Dataset rows describing interfaces

──────────────────────────────

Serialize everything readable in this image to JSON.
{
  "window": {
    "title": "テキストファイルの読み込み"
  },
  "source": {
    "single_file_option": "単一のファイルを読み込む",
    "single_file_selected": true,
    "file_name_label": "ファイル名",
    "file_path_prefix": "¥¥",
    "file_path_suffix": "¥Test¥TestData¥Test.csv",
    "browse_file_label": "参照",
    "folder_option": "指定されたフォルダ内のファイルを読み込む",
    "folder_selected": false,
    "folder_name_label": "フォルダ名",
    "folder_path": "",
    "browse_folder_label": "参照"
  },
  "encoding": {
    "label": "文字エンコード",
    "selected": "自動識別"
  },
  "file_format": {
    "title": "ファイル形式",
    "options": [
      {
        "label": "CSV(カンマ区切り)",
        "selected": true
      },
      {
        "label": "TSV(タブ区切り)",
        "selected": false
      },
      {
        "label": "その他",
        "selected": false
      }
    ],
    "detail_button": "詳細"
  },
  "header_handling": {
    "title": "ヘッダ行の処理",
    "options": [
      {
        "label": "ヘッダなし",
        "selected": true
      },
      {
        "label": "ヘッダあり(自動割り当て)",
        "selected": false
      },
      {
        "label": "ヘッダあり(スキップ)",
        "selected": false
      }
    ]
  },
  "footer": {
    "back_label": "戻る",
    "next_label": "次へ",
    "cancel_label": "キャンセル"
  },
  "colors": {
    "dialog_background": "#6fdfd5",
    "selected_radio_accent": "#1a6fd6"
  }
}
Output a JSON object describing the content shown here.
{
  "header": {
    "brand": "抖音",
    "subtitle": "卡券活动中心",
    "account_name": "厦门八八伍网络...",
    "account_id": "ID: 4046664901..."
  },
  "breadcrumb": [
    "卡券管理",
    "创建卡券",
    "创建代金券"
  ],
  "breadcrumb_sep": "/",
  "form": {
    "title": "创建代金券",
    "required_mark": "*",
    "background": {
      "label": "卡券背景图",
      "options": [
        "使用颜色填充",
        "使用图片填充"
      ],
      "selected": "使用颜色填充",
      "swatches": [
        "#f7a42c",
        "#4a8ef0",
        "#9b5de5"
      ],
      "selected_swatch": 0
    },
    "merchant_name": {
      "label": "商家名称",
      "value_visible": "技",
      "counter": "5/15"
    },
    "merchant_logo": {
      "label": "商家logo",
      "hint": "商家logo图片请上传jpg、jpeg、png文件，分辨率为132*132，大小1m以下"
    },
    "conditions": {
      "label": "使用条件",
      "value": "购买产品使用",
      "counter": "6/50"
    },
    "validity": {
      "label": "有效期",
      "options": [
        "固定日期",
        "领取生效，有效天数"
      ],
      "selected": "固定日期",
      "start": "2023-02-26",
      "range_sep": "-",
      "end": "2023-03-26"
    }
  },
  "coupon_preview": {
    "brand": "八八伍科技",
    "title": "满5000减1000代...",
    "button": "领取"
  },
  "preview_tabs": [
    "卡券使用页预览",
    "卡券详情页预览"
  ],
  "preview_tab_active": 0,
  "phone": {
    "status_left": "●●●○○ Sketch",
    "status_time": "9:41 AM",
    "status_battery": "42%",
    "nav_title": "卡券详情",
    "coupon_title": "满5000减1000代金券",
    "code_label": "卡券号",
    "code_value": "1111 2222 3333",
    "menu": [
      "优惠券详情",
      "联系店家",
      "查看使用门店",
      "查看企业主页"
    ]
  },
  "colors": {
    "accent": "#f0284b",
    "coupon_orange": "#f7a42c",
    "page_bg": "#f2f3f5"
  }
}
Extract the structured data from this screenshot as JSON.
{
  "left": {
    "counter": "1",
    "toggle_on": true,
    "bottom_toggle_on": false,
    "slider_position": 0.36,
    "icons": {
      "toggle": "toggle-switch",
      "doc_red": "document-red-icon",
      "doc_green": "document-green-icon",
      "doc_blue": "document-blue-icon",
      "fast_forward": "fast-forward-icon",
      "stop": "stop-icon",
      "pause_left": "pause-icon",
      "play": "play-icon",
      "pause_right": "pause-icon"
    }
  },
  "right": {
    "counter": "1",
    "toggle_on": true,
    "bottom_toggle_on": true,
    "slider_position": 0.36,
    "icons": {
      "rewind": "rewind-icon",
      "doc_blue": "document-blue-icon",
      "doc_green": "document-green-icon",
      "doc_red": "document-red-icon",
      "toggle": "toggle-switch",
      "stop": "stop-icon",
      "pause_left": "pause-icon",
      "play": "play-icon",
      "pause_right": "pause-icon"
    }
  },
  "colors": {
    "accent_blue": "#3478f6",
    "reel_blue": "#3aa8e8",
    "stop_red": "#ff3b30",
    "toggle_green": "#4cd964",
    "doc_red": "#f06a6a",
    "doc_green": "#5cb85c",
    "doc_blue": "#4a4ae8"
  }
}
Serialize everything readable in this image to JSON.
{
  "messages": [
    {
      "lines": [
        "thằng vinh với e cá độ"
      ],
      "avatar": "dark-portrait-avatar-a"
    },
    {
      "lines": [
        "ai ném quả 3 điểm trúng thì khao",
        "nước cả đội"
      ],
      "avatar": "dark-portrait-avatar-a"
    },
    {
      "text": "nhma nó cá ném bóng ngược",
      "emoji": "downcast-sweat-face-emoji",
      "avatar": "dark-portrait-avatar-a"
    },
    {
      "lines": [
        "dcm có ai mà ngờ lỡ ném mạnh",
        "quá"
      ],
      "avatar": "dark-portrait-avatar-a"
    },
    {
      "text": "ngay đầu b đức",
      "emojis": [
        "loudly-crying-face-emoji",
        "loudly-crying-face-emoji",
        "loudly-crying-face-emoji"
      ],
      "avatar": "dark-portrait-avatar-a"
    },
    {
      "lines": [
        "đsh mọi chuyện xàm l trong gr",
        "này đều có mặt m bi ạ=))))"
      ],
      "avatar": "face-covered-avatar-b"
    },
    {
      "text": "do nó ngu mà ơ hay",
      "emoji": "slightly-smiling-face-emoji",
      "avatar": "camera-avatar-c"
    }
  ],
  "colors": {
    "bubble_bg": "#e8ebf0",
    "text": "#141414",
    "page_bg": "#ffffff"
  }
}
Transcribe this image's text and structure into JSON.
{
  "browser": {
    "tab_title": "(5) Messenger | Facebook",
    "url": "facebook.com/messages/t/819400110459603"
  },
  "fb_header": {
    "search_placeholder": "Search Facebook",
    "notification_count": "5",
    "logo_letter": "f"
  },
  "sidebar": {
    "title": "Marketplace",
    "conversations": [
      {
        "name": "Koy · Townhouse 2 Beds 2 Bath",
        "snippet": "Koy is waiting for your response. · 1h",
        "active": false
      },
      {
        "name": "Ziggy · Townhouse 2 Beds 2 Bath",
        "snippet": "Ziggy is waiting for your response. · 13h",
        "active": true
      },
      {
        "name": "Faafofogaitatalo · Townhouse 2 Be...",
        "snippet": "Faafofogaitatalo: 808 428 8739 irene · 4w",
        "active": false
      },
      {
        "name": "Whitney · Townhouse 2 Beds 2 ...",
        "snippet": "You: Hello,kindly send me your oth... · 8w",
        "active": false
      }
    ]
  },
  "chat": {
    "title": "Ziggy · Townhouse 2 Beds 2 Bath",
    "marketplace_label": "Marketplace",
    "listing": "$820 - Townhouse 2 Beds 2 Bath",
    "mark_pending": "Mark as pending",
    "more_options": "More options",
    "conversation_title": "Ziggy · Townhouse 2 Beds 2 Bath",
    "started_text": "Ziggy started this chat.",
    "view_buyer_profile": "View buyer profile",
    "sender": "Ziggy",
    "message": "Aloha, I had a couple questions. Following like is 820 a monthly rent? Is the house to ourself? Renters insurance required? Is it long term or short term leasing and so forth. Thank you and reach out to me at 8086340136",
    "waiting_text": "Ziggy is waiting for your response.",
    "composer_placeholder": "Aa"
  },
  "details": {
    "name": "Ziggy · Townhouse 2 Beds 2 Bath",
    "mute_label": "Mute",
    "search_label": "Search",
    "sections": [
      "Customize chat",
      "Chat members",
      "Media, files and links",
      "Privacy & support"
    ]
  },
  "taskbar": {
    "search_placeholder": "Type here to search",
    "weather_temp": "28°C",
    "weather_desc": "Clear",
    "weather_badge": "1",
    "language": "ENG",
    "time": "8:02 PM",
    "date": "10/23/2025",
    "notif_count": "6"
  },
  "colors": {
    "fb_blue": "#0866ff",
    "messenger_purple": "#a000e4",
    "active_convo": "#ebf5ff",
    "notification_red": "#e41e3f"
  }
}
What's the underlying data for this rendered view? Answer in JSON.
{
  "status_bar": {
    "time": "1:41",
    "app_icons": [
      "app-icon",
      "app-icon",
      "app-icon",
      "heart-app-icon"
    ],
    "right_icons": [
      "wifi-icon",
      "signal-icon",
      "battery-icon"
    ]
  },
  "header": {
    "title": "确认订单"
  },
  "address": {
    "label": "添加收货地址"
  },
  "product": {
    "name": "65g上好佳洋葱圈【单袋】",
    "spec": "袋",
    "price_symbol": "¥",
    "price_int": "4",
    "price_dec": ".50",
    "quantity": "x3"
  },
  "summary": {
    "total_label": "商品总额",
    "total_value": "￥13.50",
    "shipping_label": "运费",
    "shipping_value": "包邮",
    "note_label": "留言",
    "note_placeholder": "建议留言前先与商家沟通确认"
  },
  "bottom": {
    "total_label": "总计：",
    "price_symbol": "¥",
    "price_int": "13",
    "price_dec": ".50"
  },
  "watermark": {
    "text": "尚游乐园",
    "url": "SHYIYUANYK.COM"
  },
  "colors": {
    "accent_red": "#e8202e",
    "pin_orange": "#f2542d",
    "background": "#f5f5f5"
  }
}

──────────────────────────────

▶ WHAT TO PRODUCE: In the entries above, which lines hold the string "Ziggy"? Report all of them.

▶ EXERCISE SOLUTION:
        "name": "Ziggy · Townhouse 2 Beds 2 Bath",
        "snippet": "Ziggy is waiting for your response. · 13h",
    "title": "Ziggy · Townhouse 2 Beds 2 Bath",
    "conversation_title": "Ziggy · Townhouse 2 Beds 2 Bath",
    "started_text": "Ziggy started this chat.",
    "sender": "Ziggy",
    "waiting_text": "Ziggy is waiting for your response.",
    "name": "Ziggy · Townhouse 2 Beds 2 Bath",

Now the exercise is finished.